Images are to be omitted, and the rest of the records reproduced exactly.

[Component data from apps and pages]
# # # # # # #
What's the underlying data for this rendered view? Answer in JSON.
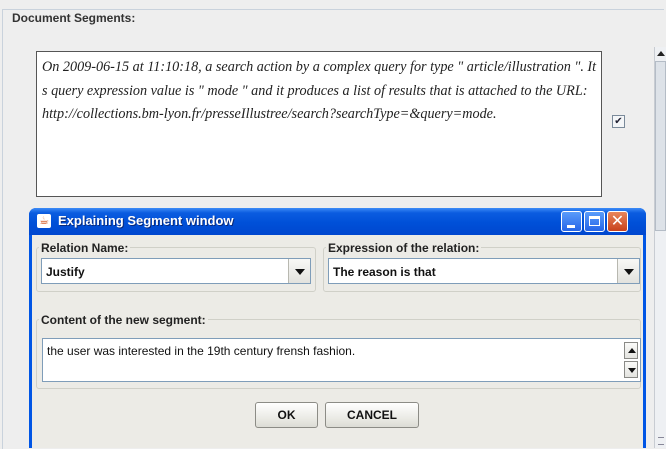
{
  "main": {
    "legend": "Document Segments:",
    "segment_text": "On 2009-06-15 at 11:10:18, a search action by a complex query for type \" article/illustration \". Its query expression value is \" mode \" and it produces a list of results that is attached to the URL: http://collections.bm-lyon.fr/presseIllustree/search?searchType=&query=mode.",
    "segment_checked": "✔"
  },
  "dialog": {
    "title": "Explaining Segment window",
    "app_icon": "java-icon",
    "relation_name": {
      "label": "Relation Name:",
      "selected": "Justify"
    },
    "expression": {
      "label": "Expression of the relation:",
      "selected": "The reason is that"
    },
    "content": {
      "label": "Content of the new segment:",
      "value": "the user was interested in the 19th century frensh fashion."
    },
    "buttons": {
      "ok": "OK",
      "cancel": "CANCEL"
    },
    "close_glyph": "✕"
  }
}
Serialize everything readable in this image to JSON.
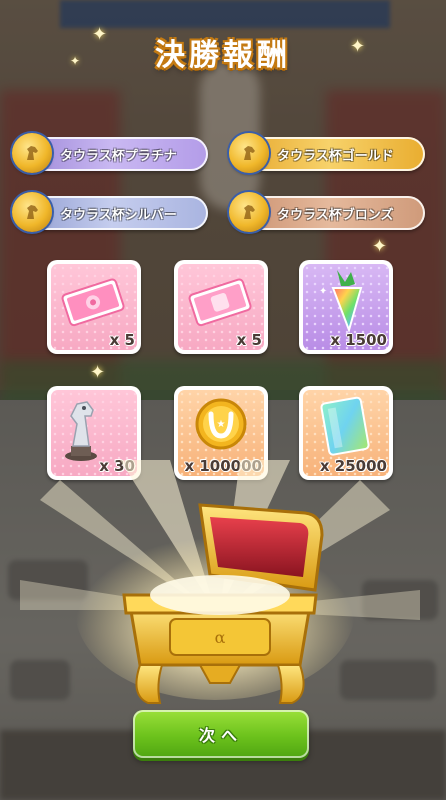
{
  "title": "決勝報酬",
  "cups": [
    {
      "label": "タウラス杯プラチナ",
      "tier": "platinum"
    },
    {
      "label": "タウラス杯ゴールド",
      "tier": "gold"
    },
    {
      "label": "タウラス杯シルバー",
      "tier": "silver"
    },
    {
      "label": "タウラス杯ブロンズ",
      "tier": "bronze"
    }
  ],
  "rewards": [
    {
      "item": "pink-ticket",
      "quantity": "x 5"
    },
    {
      "item": "pink-ticket-2",
      "quantity": "x 5"
    },
    {
      "item": "rainbow-carrot",
      "quantity": "x 1500"
    },
    {
      "item": "silver-horse-trophy",
      "quantity": "x 30"
    },
    {
      "item": "gold-horseshoe-coin",
      "quantity": "x 100000"
    },
    {
      "item": "rainbow-card",
      "quantity": "x 25000"
    }
  ],
  "next_button": {
    "label": "次へ"
  },
  "colors": {
    "accent_gold": "#ffc23a",
    "button_green": "#6cc21c"
  }
}
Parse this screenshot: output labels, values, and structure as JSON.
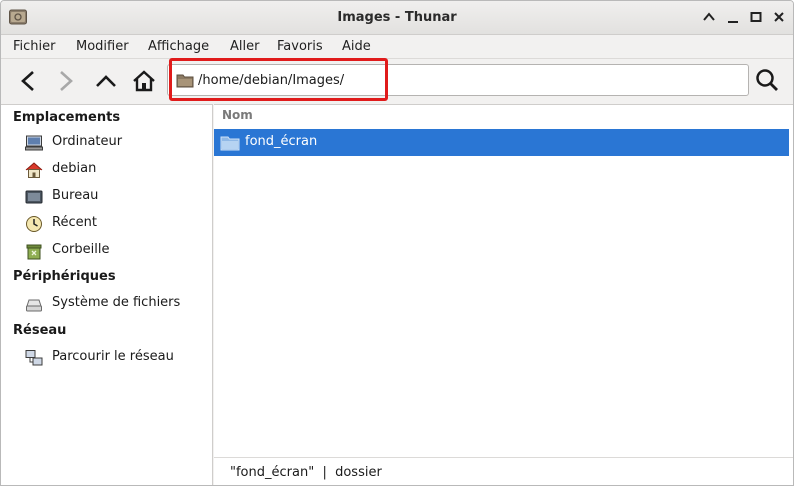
{
  "window": {
    "title": "Images - Thunar"
  },
  "menubar": {
    "items": [
      "Fichier",
      "Modifier",
      "Affichage",
      "Aller",
      "Favoris",
      "Aide"
    ]
  },
  "toolbar": {
    "location": "/home/debian/Images/",
    "icons": [
      "back-arrow-icon",
      "forward-arrow-icon",
      "up-arrow-icon",
      "home-icon",
      "search-icon"
    ]
  },
  "sidebar": {
    "sections": [
      {
        "title": "Emplacements",
        "items": [
          {
            "label": "Ordinateur",
            "icon": "computer-icon"
          },
          {
            "label": "debian",
            "icon": "user-home-icon"
          },
          {
            "label": "Bureau",
            "icon": "desktop-icon"
          },
          {
            "label": "Récent",
            "icon": "recent-clock-icon"
          },
          {
            "label": "Corbeille",
            "icon": "trash-icon"
          }
        ]
      },
      {
        "title": "Périphériques",
        "items": [
          {
            "label": "Système de fichiers",
            "icon": "drive-icon"
          }
        ]
      },
      {
        "title": "Réseau",
        "items": [
          {
            "label": "Parcourir le réseau",
            "icon": "network-icon"
          }
        ]
      }
    ]
  },
  "files": {
    "column_header": "Nom",
    "rows": [
      {
        "name": "fond_écran",
        "icon": "folder-icon",
        "selected": true
      }
    ]
  },
  "statusbar": {
    "text": "\"fond_écran\"  |  dossier"
  },
  "colors": {
    "selection": "#2a76d4",
    "highlight_box": "#e01b1b"
  }
}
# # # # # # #
Exercise response:
What's the underlying data for this rendered view? Answer in JSON.
{
  "main": {
    "legend": "Document Segments:",
    "segment_text": "On 2009-06-15 at 11:10:18, a search action by a complex query for type \" article/illustration \". Its query expression value is \" mode \" and it produces a list of results that is attached to the URL: http://collections.bm-lyon.fr/presseIllustree/search?searchType=&query=mode.",
    "segment_checked": "✔"
  },
  "dialog": {
    "title": "Explaining Segment window",
    "app_icon": "java-icon",
    "relation_name": {
      "label": "Relation Name:",
      "selected": "Justify"
    },
    "expression": {
      "label": "Expression of the relation:",
      "selected": "The reason is that"
    },
    "content": {
      "label": "Content of the new segment:",
      "value": "the user was interested in the 19th century frensh fashion."
    },
    "buttons": {
      "ok": "OK",
      "cancel": "CANCEL"
    },
    "close_glyph": "✕"
  }
}
Serialize everything readable in this image to JSON.
{
  "title": "決勝報酬",
  "cups": [
    {
      "label": "タウラス杯プラチナ",
      "tier": "platinum"
    },
    {
      "label": "タウラス杯ゴールド",
      "tier": "gold"
    },
    {
      "label": "タウラス杯シルバー",
      "tier": "silver"
    },
    {
      "label": "タウラス杯ブロンズ",
      "tier": "bronze"
    }
  ],
  "rewards": [
    {
      "item": "pink-ticket",
      "quantity": "x 5"
    },
    {
      "item": "pink-ticket-2",
      "quantity": "x 5"
    },
    {
      "item": "rainbow-carrot",
      "quantity": "x 1500"
    },
    {
      "item": "silver-horse-trophy",
      "quantity": "x 30"
    },
    {
      "item": "gold-horseshoe-coin",
      "quantity": "x 100000"
    },
    {
      "item": "rainbow-card",
      "quantity": "x 25000"
    }
  ],
  "next_button": {
    "label": "次へ"
  },
  "colors": {
    "accent_gold": "#ffc23a",
    "button_green": "#6cc21c"
  }
}
Parse this screenshot: output labels, values, and structure as JSON.
{
  "window": {
    "title": "Images - Thunar"
  },
  "menubar": {
    "items": [
      "Fichier",
      "Modifier",
      "Affichage",
      "Aller",
      "Favoris",
      "Aide"
    ]
  },
  "toolbar": {
    "location": "/home/debian/Images/",
    "icons": [
      "back-arrow-icon",
      "forward-arrow-icon",
      "up-arrow-icon",
      "home-icon",
      "search-icon"
    ]
  },
  "sidebar": {
    "sections": [
      {
        "title": "Emplacements",
        "items": [
          {
            "label": "Ordinateur",
            "icon": "computer-icon"
          },
          {
            "label": "debian",
            "icon": "user-home-icon"
          },
          {
            "label": "Bureau",
            "icon": "desktop-icon"
          },
          {
            "label": "Récent",
            "icon": "recent-clock-icon"
          },
          {
            "label": "Corbeille",
            "icon": "trash-icon"
          }
        ]
      },
      {
        "title": "Périphériques",
        "items": [
          {
            "label": "Système de fichiers",
            "icon": "drive-icon"
          }
        ]
      },
      {
        "title": "Réseau",
        "items": [
          {
            "label": "Parcourir le réseau",
            "icon": "network-icon"
          }
        ]
      }
    ]
  },
  "files": {
    "column_header": "Nom",
    "rows": [
      {
        "name": "fond_écran",
        "icon": "folder-icon",
        "selected": true
      }
    ]
  },
  "statusbar": {
    "text": "\"fond_écran\"  |  dossier"
  },
  "colors": {
    "selection": "#2a76d4",
    "highlight_box": "#e01b1b"
  }
}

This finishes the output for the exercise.